With the news of Index Corporation’s financial predicament, the sale of prized asset Atlus – one of the most respected publishers, developers and subsequent localisers of Japanese games – became an inevitability. The buyer on the other hand was less obvious. Is Sega’s acquisition of Atlus a good thing?
So Sega has been announced as the winning bidder for control over Atlus and all associated IP, while not unexpected it is surprising to see Sega Sammy lay down so much mullah after only just completing a restructure which resulted in a significant reduction in video game output; so far the company has released less than 5 boxed titles in 2013. This can be partially explained by Sega’s modern business strategy of increasingly emphasising smaller digital titles over traditional boxed releases but confuses the motivation behind the purchase of Atlus even further.

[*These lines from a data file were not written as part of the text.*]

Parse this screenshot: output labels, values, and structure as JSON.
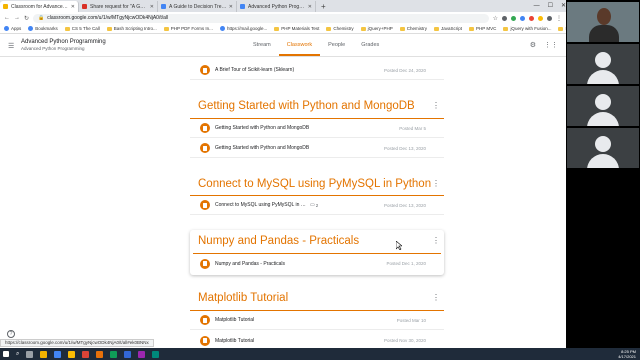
{
  "browser": {
    "tabs": [
      {
        "label": "Classroom for Advanced Python",
        "active": true,
        "color": "#f4b400"
      },
      {
        "label": "Share request for \"A Guide to D...",
        "active": false,
        "color": "#d93025"
      },
      {
        "label": "A Guide to Decision Trees for Ma...",
        "active": false,
        "color": "#4285f4"
      },
      {
        "label": "Advanced Python Programming",
        "active": false,
        "color": "#4285f4"
      }
    ],
    "new_tab": "+",
    "url": "classroom.google.com/u/1/w/MTgyNjcwODk4NjA0/t/all",
    "bookmarks": [
      {
        "label": "Apps",
        "kind": "site"
      },
      {
        "label": "Bookmarks",
        "kind": "site"
      },
      {
        "label": "CS 5 The Call",
        "kind": "folder"
      },
      {
        "label": "Bash Scripting Intro...",
        "kind": "folder"
      },
      {
        "label": "PHP PDF Forms In...",
        "kind": "folder"
      },
      {
        "label": "https://mail.google...",
        "kind": "site"
      },
      {
        "label": "PHP Materials Test",
        "kind": "folder"
      },
      {
        "label": "Chemistry",
        "kind": "folder"
      },
      {
        "label": "jQuery+PHP",
        "kind": "folder"
      },
      {
        "label": "Chemistry",
        "kind": "folder"
      },
      {
        "label": "JavaScript",
        "kind": "folder"
      },
      {
        "label": "PHP MVC",
        "kind": "folder"
      },
      {
        "label": "jQuery with Fusion...",
        "kind": "folder"
      },
      {
        "label": "Perl",
        "kind": "folder"
      }
    ]
  },
  "classroom": {
    "title": "Advanced Python Programming",
    "subtitle": "Advanced Python Programming",
    "tabs": [
      {
        "label": "Stream",
        "active": false
      },
      {
        "label": "Classwork",
        "active": true
      },
      {
        "label": "People",
        "active": false
      },
      {
        "label": "Grades",
        "active": false
      }
    ]
  },
  "content": {
    "top_item": {
      "label": "A Brief Tour of Scikit-learn (Sklearn)",
      "date": "Posted Dec 24, 2020"
    },
    "topics": [
      {
        "title": "Getting Started with Python and MongoDB",
        "items": [
          {
            "label": "Getting Started with Python and MongoDB",
            "date": "Posted Mar 5",
            "comments": ""
          },
          {
            "label": "Getting Started with Python and MongoDB",
            "date": "Posted Dec 13, 2020",
            "comments": ""
          }
        ]
      },
      {
        "title": "Connect to MySQL using PyMySQL in Python",
        "items": [
          {
            "label": "Connect to MySQL using PyMySQL in P...",
            "date": "Posted Dec 13, 2020",
            "comments": "2"
          }
        ]
      },
      {
        "title": "Numpy and Pandas - Practicals",
        "items": [
          {
            "label": "Numpy and Pandas - Practicals",
            "date": "Posted Dec 1, 2020",
            "comments": ""
          }
        ]
      },
      {
        "title": "Matplotlib Tutorial",
        "items": [
          {
            "label": "Matplotlib Tutorial",
            "date": "Posted Mar 10",
            "comments": ""
          },
          {
            "label": "Matplotlib Tutorial",
            "date": "Posted Nov 30, 2020",
            "comments": ""
          }
        ]
      }
    ]
  },
  "status_url": "https://classroom.google.com/u/1/w/MTgyNjcwODk4NjA0/t/all#ek0BNNx",
  "taskbar": {
    "time": "8:25 PM",
    "date": "4/17/2021"
  },
  "colors": {
    "accent": "#e37400",
    "taskbar": "#1f2b3a"
  }
}
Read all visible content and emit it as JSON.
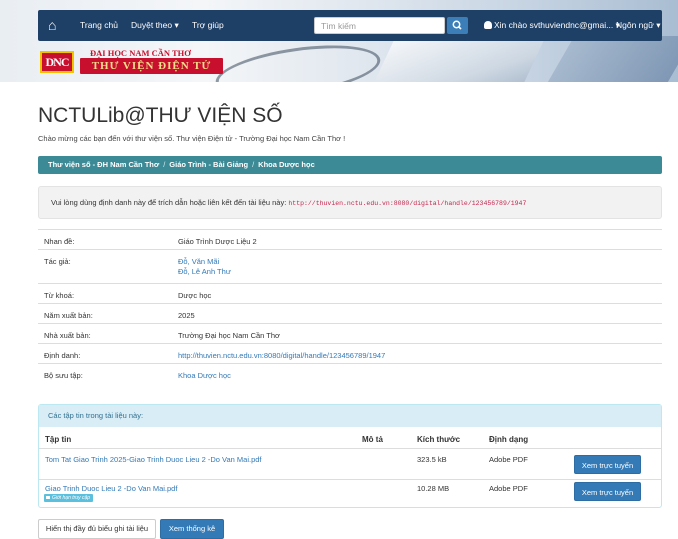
{
  "nav": {
    "home": "Trang chủ",
    "browse": "Duyệt theo",
    "help": "Trợ giúp",
    "search_placeholder": "Tìm kiếm",
    "user": "Xin chào svthuviendnc@gmai...",
    "language": "Ngôn ngữ"
  },
  "logo": {
    "mark": "DNC",
    "top": "ĐẠI HỌC NAM CẦN THƠ",
    "bottom": "THƯ VIỆN ĐIỆN TỬ"
  },
  "header": {
    "title": "NCTULib@THƯ VIỆN SỐ",
    "subtitle": "Chào mừng các bạn đến với thư viện số. Thư viện Điện tử - Trường Đại học Nam Cần Thơ !"
  },
  "breadcrumb": [
    "Thư viện số - ĐH Nam Cần Thơ",
    "Giáo Trình - Bài Giảng",
    "Khoa Dược học"
  ],
  "cite": {
    "text": "Vui lòng dùng định danh này để trích dẫn hoặc liên kết đến tài liệu này:",
    "url": "http://thuvien.nctu.edu.vn:8080/digital/handle/123456789/1947"
  },
  "metadata": {
    "title_label": "Nhan đề:",
    "title_value": "Giáo Trình Dược Liệu 2",
    "authors_label": "Tác giả:",
    "authors": [
      "Đỗ, Văn Mãi",
      "Đỗ, Lê Anh Thư"
    ],
    "keywords_label": "Từ khoá:",
    "keywords_value": "Dược học",
    "year_label": "Năm xuất bản:",
    "year_value": "2025",
    "publisher_label": "Nhà xuất bản:",
    "publisher_value": "Trường Đại học Nam Cần Thơ",
    "uri_label": "Định danh:",
    "uri_value": "http://thuvien.nctu.edu.vn:8080/digital/handle/123456789/1947",
    "collection_label": "Bộ sưu tập:",
    "collection_value": "Khoa Dược học"
  },
  "files": {
    "heading": "Các tập tin trong tài liệu này:",
    "columns": {
      "file": "Tập tin",
      "desc": "Mô tả",
      "size": "Kích thước",
      "format": "Định dạng"
    },
    "rows": [
      {
        "name": "Tom Tat Giao Trinh 2025-Giao Trinh Duoc Lieu 2 -Do Van Mai.pdf",
        "size": "323.5 kB",
        "format": "Adobe PDF",
        "action": "Xem trực tuyến"
      },
      {
        "name": "Giao Trinh Duoc Lieu 2 -Do Van Mai.pdf",
        "size": "10.28 MB",
        "format": "Adobe PDF",
        "action": "Xem trực tuyến",
        "badge": "Giới hạn truy cập"
      }
    ]
  },
  "buttons": {
    "full_record": "Hiển thị đầy đủ biểu ghi tài liệu",
    "stats": "Xem thống kê"
  }
}
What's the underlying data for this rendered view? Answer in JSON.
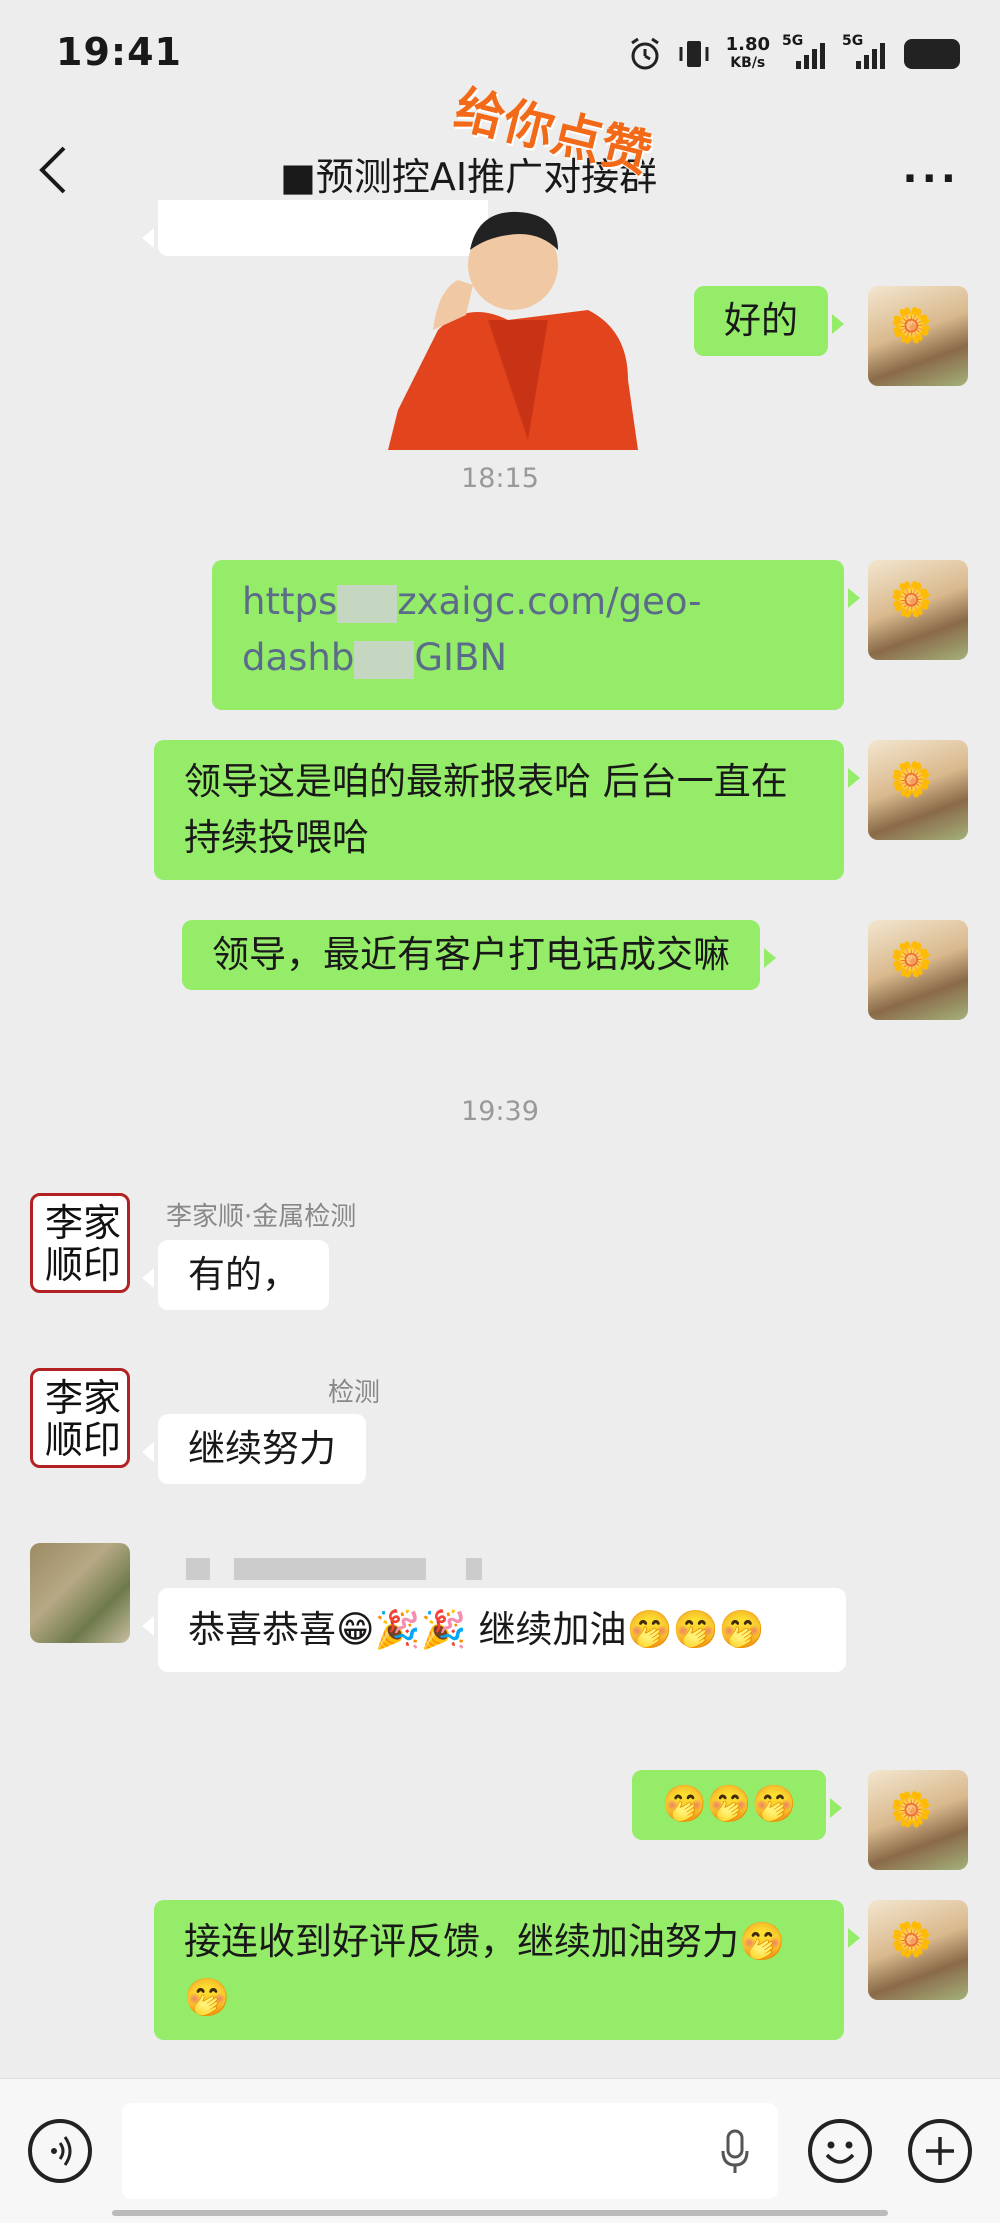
{
  "status_bar": {
    "time": "19:41",
    "speed_value": "1.80",
    "speed_unit": "KB/s",
    "sim1": "5G",
    "sim2": "5G"
  },
  "header": {
    "title": "■预测控AI推广对接群",
    "sticker_text": "给你点赞",
    "more": "···"
  },
  "timestamps": [
    "18:15",
    "19:39"
  ],
  "messages": {
    "ok": "好的",
    "link_part1": "https",
    "link_part2": "zxaigc.com/geo-",
    "link_part3": "dashb",
    "link_part4": "GIBN",
    "report": "领导这是咱的最新报表哈 后台一直在持续投喂哈",
    "question": "领导，最近有客户打电话成交嘛",
    "reply1_sender": "李家顺·金属检测",
    "reply1": "有的，",
    "reply2_sender": "检测",
    "reply2": "继续努力",
    "congrats": "恭喜恭喜😁🎉🎉  继续加油🤭🤭🤭",
    "cheer": "🤭🤭🤭",
    "final": "接连收到好评反馈，继续加油努力🤭🤭"
  },
  "seal_text": "李家顺印",
  "input": {
    "placeholder": ""
  }
}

It’s fair to say few of Atlus’s assets lend themselves well to either the mobile or digital bite size format.
After official confirmation Sega released a statement claiming the purchase would allow them to
1. “Gain access to prominent IPs in the home video game software, through which the company can expect to achieve steady flows of revenue.”
2. “Expect further facilitation of revenue growth for the PC Online Game Business and Content Business for Smart Devices operated by SEGA and SEGA Networks Co.,Ltd. by exploiting acquired prominent IPs.”
3. “Maximise the value of acquired IPs by effectively deploying them in the Pachislot and Pachinko machines segment, Amusement Machines Sales and Amusement Center Operations segments.”
So from these statements we can begin to gather a more complete picture as to how Sega intends to glean value from the purchase. First and foremost statement 1 is likely to encourage the most positive commentary as it suggests Sega intends to continue to utilise the properties in the same manner as Index Corporation. This will be a major relief for the company’s fans, the idea of Atlus remaining in its current form with greater resources at its disposal is an attractive proposition indeed, if this is truly how Sega intends to proceed then it can only bode well for future releases.
Statement 2 is slightly more discouraging as it suggests Sega intends to bastardise further IPs to offer additional mobile offerings, this is not necessarily a negative strategic direction but does suggest an increased focus on creating more typically casual based products in the future.
Finally statement 3, now this may be the most influential and genuine reason for the companies’ purchase, with so many recognisable intellectual properties in Japan it’s fair to say this could represent a genuine coup and contribute to the company’s portfolio in the pachinko machine industry.
It will be interesting to see how Sega strategically approaches the management of Atlus, with previous success in the purchase and effective organisation of developers Creative Assembly and Sports Interactive they have a proven track record in cultivating and encouraging creative expansion. That being said, with Sega’s current risk averse approach to worldwide game releases there is potentially a chance we may see very few Atlus inspired titles make it out of Japan in the significant future.